Trophies: Winning the EHF Cup four times between 2011 and 2017, Frisch Auf Göppingen have the highest number of EHF silverware in their cabinet. Team captain Tim Kneule is the only current player who was part of all four winning teams. The remaining trio have each won two EHF trophies; Montpellier were EHF Champions League winners in 2003 and 2018, while Berlin (2015, 2018) and Granollers (1995, 1996) have won the EHF Cup twice each.
Season results: Füchse Berlin became the first team since the implementation of the European League to win all ten group matches, then added two wins in the play-offs, but almost stumbled after their so-far only defeat in the first leg of the quarter-final at Schaffhausen. Having a balance of 13 wins, zero draws and only one defeat, Berlin are ahead of Göppingen (12-0-2), the only team which won all four knock-out matches after the group stage. Montpellier have won 11 matches, tied once and lost two, while Granollers outcome is eight wins, one draw and five defeats - but the Spaniards knew when they needed to win.

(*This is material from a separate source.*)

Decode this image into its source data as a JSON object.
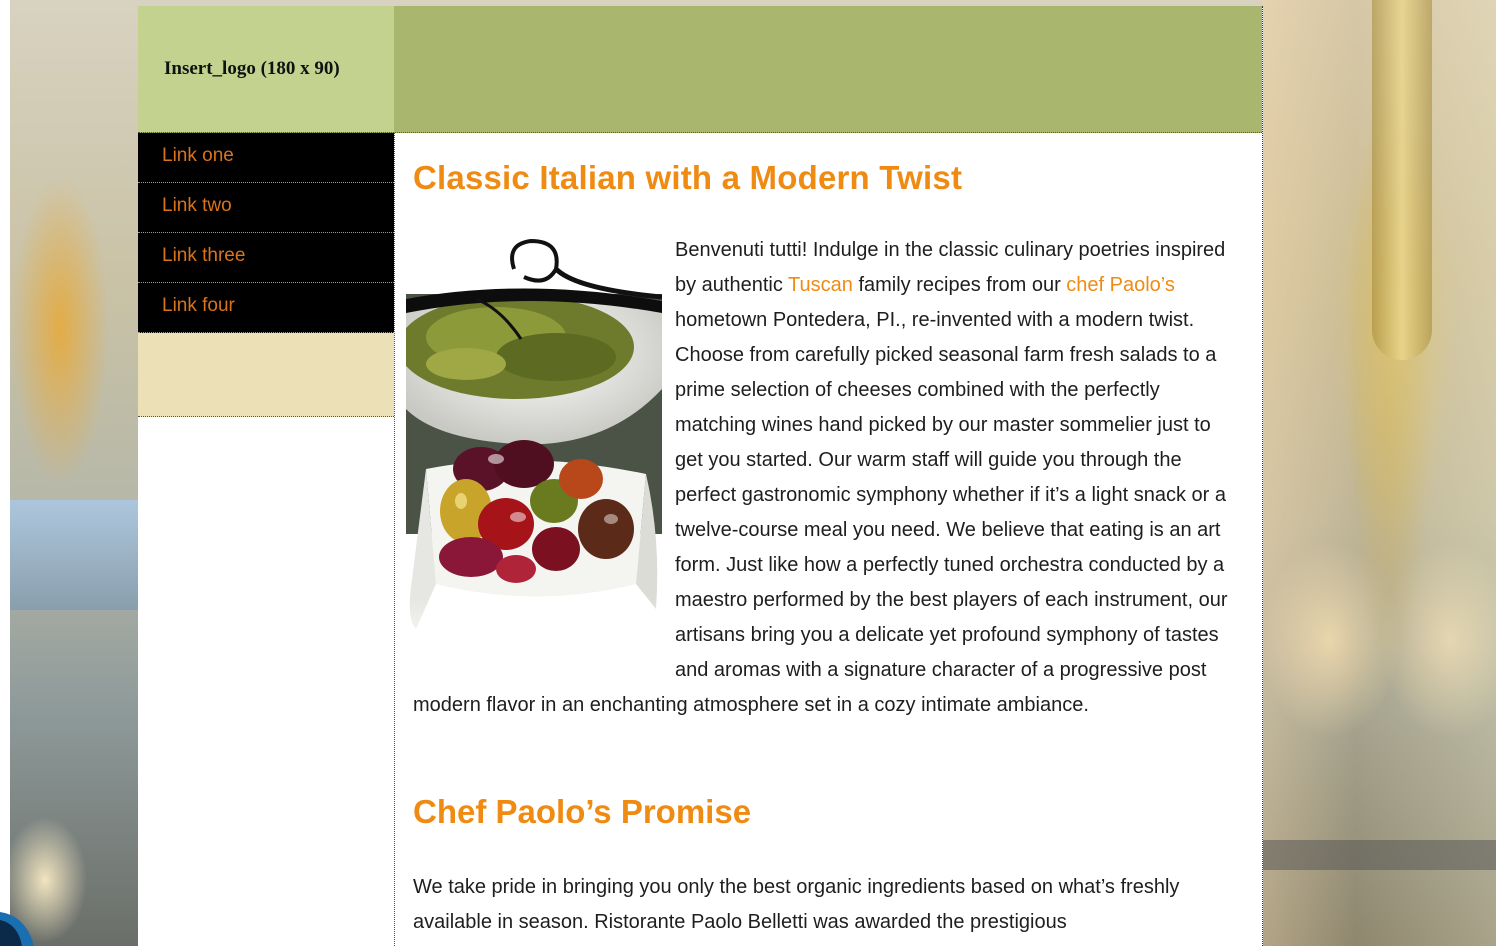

Final tournament experience: Berlin play their eighth final tournament since 2012 in three different competitions: in 2012 in the EHF Champions League, in 2014, 2015, 2017, 2018, 2019 in the EHF Cup, in 2021 and 2023 in the European League - and made it to five consecutive finals from 2015 to 2021, winning the trophy twice. When they lost a final, it was always against a German opponent: 2017 against Göppingen, 2019 against Kiel and 2021 against Magdeburg. Göppingen had an EHF Finals hat-trick from 2016 to 2018 and were part of the 2013 event, while Magdeburg have their third final tournament ahead after the EHF Finals in 2014 and the victorious EHF FINAL4 2018 in Cologne. Granollers was - like their semi opponent Göppingen - part of the EHF Finals in 2016.